This collective behavior is instrumental in artificial intelligence and other emerging technologies. For instance, self-assembling robots can use the optimal construction of army ant living bridges to tailor their assembly to different shapes and structures. “Ants have bodies with a high degree of freedom. They can twist themselves around in different positions, making them more compliant. So the idea is to use the principle of self-assembly in these army ants to design swarms of robots that will essentially conform to any space in which we ask them to build something,” said Garnier.

Self-assembling robots could be used to temporarily reinforce portions of a collapsed building after an earthquake so rescuers can safely pull out people stuck under the building, for instance. Another application would be land or site surveillance using a swarm of drones. The idea, according to Garnier, is to allow this swarm of drones to accomplish a task autonomously — without central control or direction — similar to the self-organizing behavior of ants. “Instead of having one big plane, you have an army of robots — little drones to survey areas, regularly update information, and collaborate with each to other to make sure they don’t miss any areas,” he explained.

Meanwhile, autonomous cars can apply navigation algorithms to take optimal routes, similar to what ants do when traffic begins to build up on the shortest path. “Ants never experience traffic jams because as soon as there are too many ants on one path, they will automatically redistribute themselves to other available paths,” said Garnier.

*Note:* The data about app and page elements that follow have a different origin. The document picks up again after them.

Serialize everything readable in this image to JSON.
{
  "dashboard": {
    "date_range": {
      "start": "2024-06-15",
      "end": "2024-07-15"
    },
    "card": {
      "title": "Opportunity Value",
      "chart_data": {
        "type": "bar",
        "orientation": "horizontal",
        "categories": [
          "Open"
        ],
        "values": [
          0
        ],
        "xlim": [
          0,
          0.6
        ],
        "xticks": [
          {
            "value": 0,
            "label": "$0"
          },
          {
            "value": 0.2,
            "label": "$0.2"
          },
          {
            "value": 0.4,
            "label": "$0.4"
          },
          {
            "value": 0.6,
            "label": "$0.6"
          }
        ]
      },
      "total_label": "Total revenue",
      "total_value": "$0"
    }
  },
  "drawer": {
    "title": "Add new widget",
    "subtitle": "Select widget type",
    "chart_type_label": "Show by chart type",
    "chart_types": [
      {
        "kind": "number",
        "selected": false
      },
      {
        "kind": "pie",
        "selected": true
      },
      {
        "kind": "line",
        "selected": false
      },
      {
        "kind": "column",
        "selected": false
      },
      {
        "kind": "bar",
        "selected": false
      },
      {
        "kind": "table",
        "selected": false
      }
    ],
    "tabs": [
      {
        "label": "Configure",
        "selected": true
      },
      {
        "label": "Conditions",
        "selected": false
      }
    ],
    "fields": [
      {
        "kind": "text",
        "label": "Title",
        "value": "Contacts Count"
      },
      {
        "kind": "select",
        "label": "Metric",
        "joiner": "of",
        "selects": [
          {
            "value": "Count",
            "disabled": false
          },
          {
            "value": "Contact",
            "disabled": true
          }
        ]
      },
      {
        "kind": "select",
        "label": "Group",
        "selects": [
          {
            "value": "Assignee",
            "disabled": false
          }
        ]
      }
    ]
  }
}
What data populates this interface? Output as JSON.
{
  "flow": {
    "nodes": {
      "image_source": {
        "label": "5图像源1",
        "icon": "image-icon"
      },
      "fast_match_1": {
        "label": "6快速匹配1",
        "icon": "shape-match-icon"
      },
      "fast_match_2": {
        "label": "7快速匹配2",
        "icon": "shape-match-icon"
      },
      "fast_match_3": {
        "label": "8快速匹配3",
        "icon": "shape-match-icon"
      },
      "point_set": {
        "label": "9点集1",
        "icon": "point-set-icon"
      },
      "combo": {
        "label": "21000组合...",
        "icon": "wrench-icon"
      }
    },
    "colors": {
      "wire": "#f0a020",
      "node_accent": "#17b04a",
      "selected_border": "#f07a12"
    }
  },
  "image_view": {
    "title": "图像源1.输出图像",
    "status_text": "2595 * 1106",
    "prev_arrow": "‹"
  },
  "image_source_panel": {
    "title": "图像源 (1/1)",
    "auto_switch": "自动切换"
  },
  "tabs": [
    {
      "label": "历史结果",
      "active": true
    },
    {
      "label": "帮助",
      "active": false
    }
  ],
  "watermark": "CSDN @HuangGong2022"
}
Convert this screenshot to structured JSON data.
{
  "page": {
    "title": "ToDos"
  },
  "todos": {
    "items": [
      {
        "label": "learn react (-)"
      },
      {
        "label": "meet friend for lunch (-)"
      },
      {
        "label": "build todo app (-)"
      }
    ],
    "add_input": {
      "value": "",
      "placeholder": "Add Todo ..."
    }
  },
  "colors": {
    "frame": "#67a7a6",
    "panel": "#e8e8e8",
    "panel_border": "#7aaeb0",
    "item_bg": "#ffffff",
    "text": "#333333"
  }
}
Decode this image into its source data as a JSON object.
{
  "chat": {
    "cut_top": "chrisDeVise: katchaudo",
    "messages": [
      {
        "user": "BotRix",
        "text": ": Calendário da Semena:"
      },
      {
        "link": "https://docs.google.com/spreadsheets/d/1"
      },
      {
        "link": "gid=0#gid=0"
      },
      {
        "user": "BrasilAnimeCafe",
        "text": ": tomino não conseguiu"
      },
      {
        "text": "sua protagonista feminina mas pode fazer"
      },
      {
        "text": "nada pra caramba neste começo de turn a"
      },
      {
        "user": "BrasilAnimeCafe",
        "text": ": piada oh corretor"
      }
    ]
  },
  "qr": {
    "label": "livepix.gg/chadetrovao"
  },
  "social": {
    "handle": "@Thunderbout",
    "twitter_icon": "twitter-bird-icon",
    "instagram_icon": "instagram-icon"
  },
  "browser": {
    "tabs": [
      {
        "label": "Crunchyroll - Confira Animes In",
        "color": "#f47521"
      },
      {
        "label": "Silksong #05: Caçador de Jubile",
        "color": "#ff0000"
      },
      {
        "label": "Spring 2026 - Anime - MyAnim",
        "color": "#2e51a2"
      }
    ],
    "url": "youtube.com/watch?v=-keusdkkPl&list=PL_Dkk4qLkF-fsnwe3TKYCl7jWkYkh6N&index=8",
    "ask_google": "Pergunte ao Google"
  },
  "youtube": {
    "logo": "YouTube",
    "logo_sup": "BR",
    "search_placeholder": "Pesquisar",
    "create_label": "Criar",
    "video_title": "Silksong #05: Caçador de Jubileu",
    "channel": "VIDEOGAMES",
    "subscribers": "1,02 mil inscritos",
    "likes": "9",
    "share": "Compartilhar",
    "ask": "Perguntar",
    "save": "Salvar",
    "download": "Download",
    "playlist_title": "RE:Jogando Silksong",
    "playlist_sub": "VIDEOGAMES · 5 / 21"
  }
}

Much like this natural redistribution, autonomous cars can take into account what’s happening around them and navigate accordingly. “Smart cars should be able to sense that there’s too much traffic on the main road so they can take peripheral roads. You can design them as a swarm to optimize their distribution in space and minimize the amount of pressure on the road network,” Garnier adds.

Ants may be the smallest of beings, but the underlying logic they use for survival might be the future of technology.

Rina Diane Caballar is a freelance writer. You can follow her at @rinadianewrites.